Human error represents a real danger to your organisation. One simple mistake is all it takes to undermine years of hard work building up your corporate reputation. Customers expect their identity will remain secure when transacting with an organisation. A breach could see you permanently lose customers and market share. In addition, news of a data breach can shake the confidence of shareholders and investors in the senior management, downgrading the value of a company and making capital raising more difficult.

Perhaps most significantly, Boards may be held liable in the event of a serious breach if they have acted negligently and not taken measures to strengthen their organisation’s resilience against such risks.  

The Office of the Australian Information Commissioner (OAIC) publishes regular reports detailing serious data breaches. It regularly finds that human error accounts for the second largest cause of data breaches.

In their January 2022 report, 33% of breaches were attributed to human error, compared to 30% during the same time last year. It cites common examples of human error breaches include sending personal information to the wrong recipient via email (54% of human error breaches), unintended release or publication of personal information (34%), and failure to use the ‘blind carbon copy’ (BCC) function when sending group emails.

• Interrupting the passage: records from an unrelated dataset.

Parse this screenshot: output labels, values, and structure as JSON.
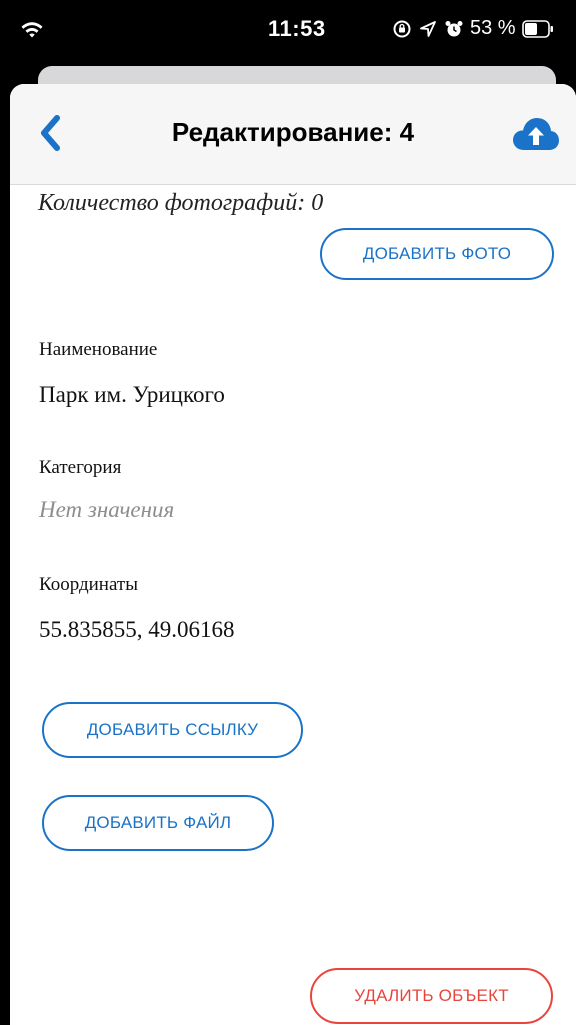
{
  "status_bar": {
    "time": "11:53",
    "battery_percent": "53 %"
  },
  "nav": {
    "title": "Редактирование: 4",
    "back_icon": "chevron-left-icon",
    "upload_icon": "cloud-upload-icon",
    "accent_color": "#1a73c8"
  },
  "photos": {
    "count_text": "Количество фотографий: 0",
    "add_button": "ДОБАВИТЬ ФОТО"
  },
  "fields": {
    "name": {
      "label": "Наименование",
      "value": "Парк им. Урицкого"
    },
    "category": {
      "label": "Категория",
      "placeholder": "Нет значения"
    },
    "coordinates": {
      "label": "Координаты",
      "value": "55.835855, 49.06168"
    }
  },
  "actions": {
    "add_link": "ДОБАВИТЬ ССЫЛКУ",
    "add_file": "ДОБАВИТЬ ФАЙЛ",
    "delete": "УДАЛИТЬ ОБЪЕКТ",
    "delete_color": "#e8453c"
  }
}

How to increase awareness of cyber security in your company

Here are a number of ways you can increase cyber security awareness:

Conduct ongoing assessments

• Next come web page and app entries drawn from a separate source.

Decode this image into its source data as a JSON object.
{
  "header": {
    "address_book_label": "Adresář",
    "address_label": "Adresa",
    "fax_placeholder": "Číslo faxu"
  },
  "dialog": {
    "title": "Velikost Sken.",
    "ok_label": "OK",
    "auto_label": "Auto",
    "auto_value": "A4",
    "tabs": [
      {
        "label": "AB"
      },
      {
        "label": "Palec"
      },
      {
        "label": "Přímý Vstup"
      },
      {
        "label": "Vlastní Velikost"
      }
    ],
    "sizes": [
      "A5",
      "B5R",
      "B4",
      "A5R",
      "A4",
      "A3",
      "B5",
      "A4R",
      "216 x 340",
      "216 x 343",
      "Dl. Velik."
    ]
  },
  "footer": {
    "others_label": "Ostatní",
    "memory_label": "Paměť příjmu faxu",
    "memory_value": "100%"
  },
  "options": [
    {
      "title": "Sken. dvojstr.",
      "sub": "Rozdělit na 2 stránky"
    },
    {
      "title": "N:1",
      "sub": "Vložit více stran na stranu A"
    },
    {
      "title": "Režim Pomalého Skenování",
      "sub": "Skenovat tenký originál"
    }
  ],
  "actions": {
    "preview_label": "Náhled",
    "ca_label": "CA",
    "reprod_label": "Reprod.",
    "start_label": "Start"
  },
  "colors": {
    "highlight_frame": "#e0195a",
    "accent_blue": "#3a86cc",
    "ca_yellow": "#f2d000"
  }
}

Many of you will have heard of penetration testing. That’s where you attempt to breach your network perimeter and application layer in order to identify vulnerabilities that need remediating.

However, have you heard of Social Engineering Penetration Testing?

This is one way to regularly assess your staff. They will be sent simulated phishing emails to see whether they have the required awareness to prevent being deceived into clicking malicious links or opening malicious attachments.

Such assessments should be conducted on an ongoing basis to identify any staff that may need further training.

Make cyber security a part of your company culture

Cyber security isn’t simply about IT. It requires that you align people, process and technology to achieve a mature cyber security posture.

To ensure your people are fully onboard, you need to instill good cyber practices in the company culture. Staff need awareness training that is interactive and engaging. The training needs to incrementally build up their knowledge with tests that are not designed to trick them into failing, but rather seek to give them confidence that they can contribute to their organisation’s security.

Develop a plan everyone is on page with

When developing a cyber security strategy in your organisation, make sure the Board, senior management and department heads are all on board.

Once you have buy-in from the top of the organisation, the rest of the organisation will follow suit.

It’s important that Boards understand they have responsibilities around reducing their organisation’s exposure to cyber risk. Demonstrating how cyber security can be a business enabler by allowing the company to grow in a secure way will help get Senior Management and department heads on board.


Your organisation’s cyber security resilience depends to a great extent on the individuals within your organisation. With the right awareness and training, they will be your first line of defence in protecting you from a range of threats.

To ensure they have the right skills to keep your organisation safe, contact Phriendly Phishing today.